of Keswick. London Office: Lovell's Court, 13 Paternoster Row, EC4.
Legend has it that in the early 1500s, a violent storm in the Borrowdale area of Cumberland led to trees being uprooted and the discovery of a strange black material underneath. This material turned out to be graphite, and shepherds began using it to mark their sheep.
1832 A cottage industry of pencil making soon developed, culminating in the formation of the UK’s first pencil factory in 1832.
The basic principles of pencil making have remained the same over the centuries, although production methods have obviously changed considerably. Essentially, a colour or graphite strip is sandwiched between two pieces of wood then cut and finished into the shape required. This is now almost a fully automatic process whereas at one time every single stage was carried out by hand
1916 The factory has had various owners in its history, but became the Cumberland Pencil Company in 1916.
1922 Listed Exhibitor - British Industries Fair. Manufacturers of Pencil and Penholders of all description for School, Drawing and Office Use. (Stand No. K.78) 
1929 Listed Exhibitor - British Industries Fair. Manufacturers of Blacklead, Coloured Chalk and Copying Ink pencils, also Pocket Book and Programme Pencils and Penholders of all descriptions. (Stand Nos. R.3 and R.155) 
1930 The Lakeland children’s range was launched.
1938 The Derwent brand of fine art pencils first appeared.

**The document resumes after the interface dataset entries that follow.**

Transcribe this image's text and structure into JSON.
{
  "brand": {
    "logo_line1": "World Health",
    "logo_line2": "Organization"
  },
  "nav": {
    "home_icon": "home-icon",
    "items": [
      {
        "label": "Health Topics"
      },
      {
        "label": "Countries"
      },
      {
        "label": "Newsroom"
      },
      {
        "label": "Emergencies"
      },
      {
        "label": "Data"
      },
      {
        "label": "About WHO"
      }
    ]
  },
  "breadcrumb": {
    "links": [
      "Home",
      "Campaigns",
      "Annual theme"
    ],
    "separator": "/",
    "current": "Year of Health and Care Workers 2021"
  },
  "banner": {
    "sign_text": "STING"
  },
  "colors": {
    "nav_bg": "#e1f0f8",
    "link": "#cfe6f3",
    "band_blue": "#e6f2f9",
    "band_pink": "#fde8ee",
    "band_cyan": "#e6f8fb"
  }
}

Since then, a huge variety of artists’ materials has been developed, from traditional to highly innovative, and the product range has expanded greatly.
Now part of British Pens Limited